Jesse Carlton Crenshaw, 101, and lIa Lou Richardson Crenshaw, 96, of Ephesus, Ga., celebrated their 80th wedding anniversary at Higgins Hospital in Bremen with family, friends and staff of Tanner Health System. Numerous well-wishers dropped by to congratulate the couple who were married on Jan. 29, 1933. He was 21, and she was 16.
“We have always been nice to each other, and never hit one another,” said Mrs. Crenshaw about their long life together.
“Paw Paw drove a one-horse road cart to get married,” said 71-year-old daughter, Colleen Crenshaw Workman, relating one of her mom’s favorite stories. “Paw Paw stopped to pick up Maw Maw at her house. When they came out of the house, the mule that pulled the cart ran away. They had to catch the mule before going on the preacher’s house to get married.”
The Crenshaws were married at the east central Alabama home of William Spradlin, pastor of the Napoleon Church of Christ, where they became the congregation’s oldest members.
“Paw Paw drove their car to church services in Napoleon up until a few weeks ago,” said Mrs. Workman. “He pulled their camper, and they camped with family and friends until recently.”
lIa said her romance with Carlton began about two years before their marriage.
“He was going with another girl. All of a sudden, when we moved close by, he just quit, and went to going with me. I just liked the way he walked.”
Carlton said, “I liked the looks of her pretty well, I guess; she looked pretty good then.”
The couple has always liked to walk together, holding hands. The Crenshaw Trail, near their Ephesus home, was created in 2009 to honor Carlton and lIa.
“We never fight,” said lIa. “Sometimes we get fretted with one another, but it don’t last long. He just don’t talk enough. He thinks I talk too much.”

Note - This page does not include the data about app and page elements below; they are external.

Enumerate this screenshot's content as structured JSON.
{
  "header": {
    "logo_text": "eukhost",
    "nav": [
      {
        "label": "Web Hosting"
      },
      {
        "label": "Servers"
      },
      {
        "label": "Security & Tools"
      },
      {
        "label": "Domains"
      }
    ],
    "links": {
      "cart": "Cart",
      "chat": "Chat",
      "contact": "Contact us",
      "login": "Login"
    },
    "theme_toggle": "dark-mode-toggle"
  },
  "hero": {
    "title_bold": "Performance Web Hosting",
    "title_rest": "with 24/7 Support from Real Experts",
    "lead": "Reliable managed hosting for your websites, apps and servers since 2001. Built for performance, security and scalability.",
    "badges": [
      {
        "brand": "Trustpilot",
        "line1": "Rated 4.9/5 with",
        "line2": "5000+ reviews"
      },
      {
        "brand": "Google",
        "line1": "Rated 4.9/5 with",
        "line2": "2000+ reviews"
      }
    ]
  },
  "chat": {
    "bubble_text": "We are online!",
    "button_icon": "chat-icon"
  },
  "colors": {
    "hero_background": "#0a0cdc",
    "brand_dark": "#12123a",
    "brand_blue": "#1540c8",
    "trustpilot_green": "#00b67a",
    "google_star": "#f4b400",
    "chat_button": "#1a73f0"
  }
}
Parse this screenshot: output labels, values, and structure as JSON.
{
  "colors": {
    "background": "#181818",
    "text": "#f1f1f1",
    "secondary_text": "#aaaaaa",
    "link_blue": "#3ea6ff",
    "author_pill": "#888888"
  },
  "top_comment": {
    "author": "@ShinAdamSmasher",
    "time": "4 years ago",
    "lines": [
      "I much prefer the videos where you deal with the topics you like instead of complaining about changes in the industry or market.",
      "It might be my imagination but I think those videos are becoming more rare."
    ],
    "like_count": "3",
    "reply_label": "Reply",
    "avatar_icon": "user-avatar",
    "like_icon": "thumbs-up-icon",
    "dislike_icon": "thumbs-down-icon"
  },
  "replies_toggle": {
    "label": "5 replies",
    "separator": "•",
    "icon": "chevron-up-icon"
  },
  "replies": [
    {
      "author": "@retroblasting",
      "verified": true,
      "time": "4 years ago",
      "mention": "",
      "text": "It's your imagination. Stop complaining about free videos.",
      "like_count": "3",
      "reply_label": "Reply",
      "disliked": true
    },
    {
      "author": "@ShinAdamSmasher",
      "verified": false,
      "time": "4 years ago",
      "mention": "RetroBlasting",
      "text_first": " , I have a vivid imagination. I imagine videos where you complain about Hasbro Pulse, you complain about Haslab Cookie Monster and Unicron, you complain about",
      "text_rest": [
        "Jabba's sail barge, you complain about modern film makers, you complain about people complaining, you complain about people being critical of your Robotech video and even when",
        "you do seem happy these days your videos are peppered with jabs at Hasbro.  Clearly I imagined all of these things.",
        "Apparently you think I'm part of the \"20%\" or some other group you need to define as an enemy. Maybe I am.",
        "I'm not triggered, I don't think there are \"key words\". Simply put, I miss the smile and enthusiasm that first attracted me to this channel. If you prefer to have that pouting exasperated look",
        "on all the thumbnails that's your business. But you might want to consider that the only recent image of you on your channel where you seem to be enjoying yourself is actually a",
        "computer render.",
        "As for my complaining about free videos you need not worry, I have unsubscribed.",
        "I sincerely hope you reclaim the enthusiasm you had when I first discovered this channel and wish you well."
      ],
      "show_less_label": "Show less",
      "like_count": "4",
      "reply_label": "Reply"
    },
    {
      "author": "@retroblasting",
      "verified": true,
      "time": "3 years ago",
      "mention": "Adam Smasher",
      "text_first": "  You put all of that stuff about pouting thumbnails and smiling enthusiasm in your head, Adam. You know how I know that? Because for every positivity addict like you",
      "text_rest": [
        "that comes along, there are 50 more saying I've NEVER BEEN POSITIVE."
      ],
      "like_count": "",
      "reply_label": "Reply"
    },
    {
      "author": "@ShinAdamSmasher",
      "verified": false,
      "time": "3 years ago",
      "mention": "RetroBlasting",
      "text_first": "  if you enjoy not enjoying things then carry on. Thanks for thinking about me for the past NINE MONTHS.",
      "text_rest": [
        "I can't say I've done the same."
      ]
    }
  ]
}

Daughter Claris Crenshaw Brown, 68, acknowledged that “They never argued or fussed at the children.”
Another daughter, 58-year-old Terrie Crenshaw Kidd, said, “A lot of couples now do their own thing. Mother and daddy were never like that.”
Carlton was born on Oct. 23, 1911, near Woodland, Ala. He worked at a sawmill, drove a lumber truck, and didn’t retire until age 85. lIa was born in Fredonia, Ala., on July 3, 1916. She stayed at home mostly, working only a short while at a Franklin, Ga., clothing shop that made baby outfits.
In addition to their three daughters, the Crenshaws have a 77-year-old son, Denzil Crenshaw, who is a U.S. Army veteran.
All four Crenshaw children attended the anniversary party, as did several of their nine grandchildren and 14 great-grandchildren. The Crenshaws also have two great-great-grandchildren.
Granddaughter Donna Alvis said, “Maw Maw wanted to do something nice for the students at Ephesus Elementary School. So she went to the school recently and gave a dollar bill individually to each of the 170 children.”
At the reception, lIa and the kinfolks beamed when she was presented with an oversized thank you card signed by all the students.
Higgins General Hospital of Bremen hosted the reception for the Crenshaws. The couple undergo physical therapy at Higgins in the “Swing Bed” program – a lower level of intensive care following hospital treatment.
Director of Nursing B.J. Brock said, “It’s wonderful. I don’t think I’ll ever get to witness another 80th wedding anniversary. It’s their goal to get to go back home. That’s what ‘Swing Bed’ is all about.”
Rehabilitation Operations Manager Regina Vines said, “I feel privileged to be a part of such a special time in their lives.”
Vines echoed Brock’s feeling about the Swing Bed plan: “It’s getting people back to active lives.”
In February 2012, President Obama praised a Las Vegas couple who were to celebrate their 79th anniversary last April, while the Crenshaws were already celebrating number 79 two months earlier.
When asked how long they want to stay married, Carlton and lIa joked that five more years ought to be enough.
Great-grandson Dallis Jackson, 16, of Carrollton was asked which “Paw Paw and Maw Maw” story he liked best.
“There are too many to choose from,” he said. “I like ‘em all.”